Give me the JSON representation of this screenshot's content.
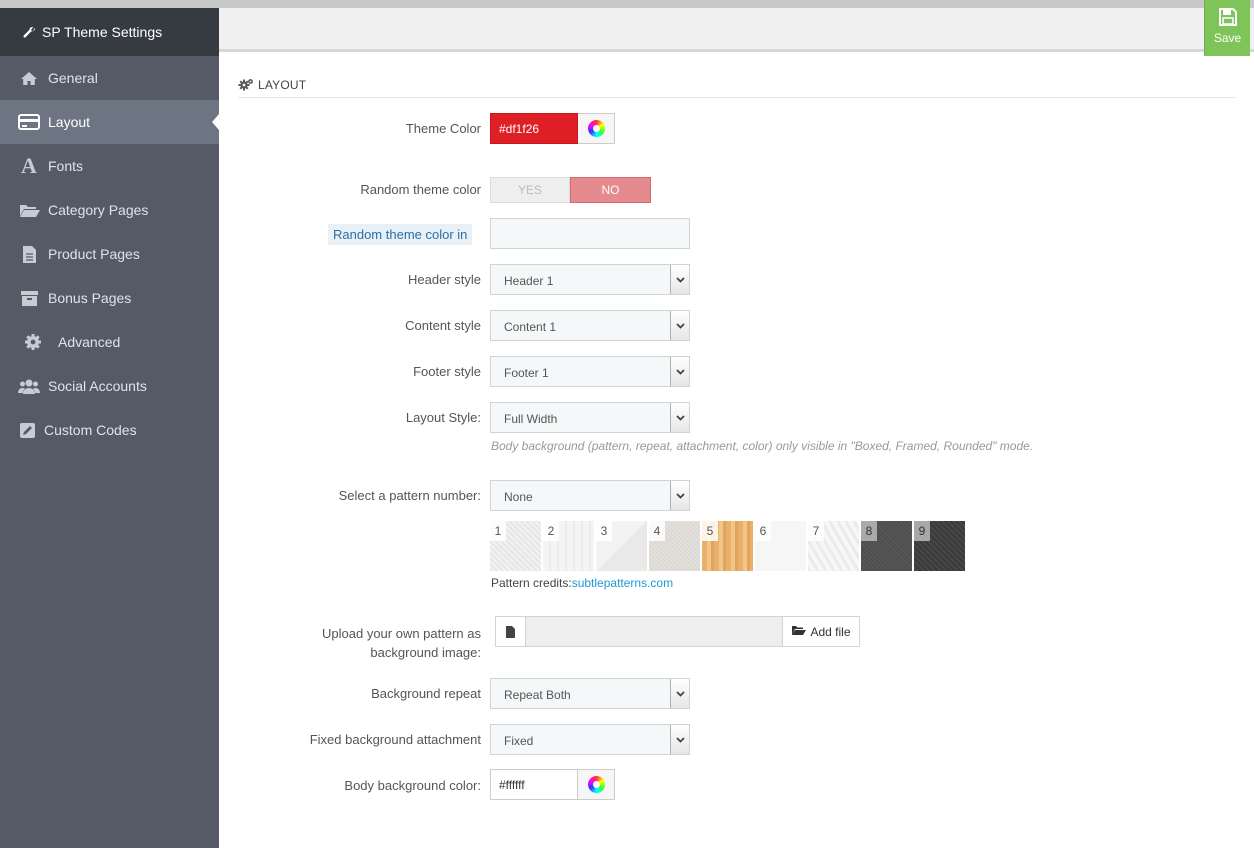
{
  "sidebar": {
    "title": "SP Theme Settings",
    "items": [
      {
        "label": "General",
        "icon": "home-icon"
      },
      {
        "label": "Layout",
        "icon": "credit-card-icon"
      },
      {
        "label": "Fonts",
        "icon": "font-icon"
      },
      {
        "label": "Category Pages",
        "icon": "folder-open-icon"
      },
      {
        "label": "Product Pages",
        "icon": "file-icon"
      },
      {
        "label": "Bonus Pages",
        "icon": "archive-icon"
      },
      {
        "label": "Advanced",
        "icon": "gear-icon"
      },
      {
        "label": "Social Accounts",
        "icon": "users-icon"
      },
      {
        "label": "Custom Codes",
        "icon": "pencil-square-icon"
      }
    ]
  },
  "toolbar": {
    "save_label": "Save"
  },
  "panel": {
    "heading": "LAYOUT"
  },
  "form": {
    "theme_color": {
      "label": "Theme Color",
      "value": "#df1f26",
      "swatch": "#df1f26"
    },
    "random_color": {
      "label": "Random theme color",
      "yes": "YES",
      "no": "NO",
      "selected": "NO"
    },
    "random_color_in": {
      "label": "Random theme color in",
      "value": ""
    },
    "header_style": {
      "label": "Header style",
      "value": "Header 1"
    },
    "content_style": {
      "label": "Content style",
      "value": "Content 1"
    },
    "footer_style": {
      "label": "Footer style",
      "value": "Footer 1"
    },
    "layout_style": {
      "label": "Layout Style:",
      "value": "Full Width",
      "help": "Body background (pattern, repeat, attachment, color) only visible in \"Boxed, Framed, Rounded\" mode."
    },
    "pattern": {
      "label": "Select a pattern number:",
      "value": "None",
      "items": [
        "1",
        "2",
        "3",
        "4",
        "5",
        "6",
        "7",
        "8",
        "9"
      ],
      "credits_prefix": "Pattern credits:",
      "credits_link": "subtlepatterns.com"
    },
    "upload": {
      "label_line1": "Upload your own pattern as",
      "label_line2": "background image:",
      "button": "Add file"
    },
    "bg_repeat": {
      "label": "Background repeat",
      "value": "Repeat Both"
    },
    "bg_attachment": {
      "label": "Fixed background attachment",
      "value": "Fixed"
    },
    "body_bg_color": {
      "label": "Body background color:",
      "value": "#ffffff"
    }
  },
  "colors": {
    "accent": "#df1f26",
    "save": "#7fc458",
    "sidebar": "#555a66",
    "sidebar_header": "#363a41"
  }
}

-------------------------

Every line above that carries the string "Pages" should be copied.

**COMPLETED TASK**
        "label": "Category Pages",
        "label": "Product Pages",
        "label": "Bonus Pages",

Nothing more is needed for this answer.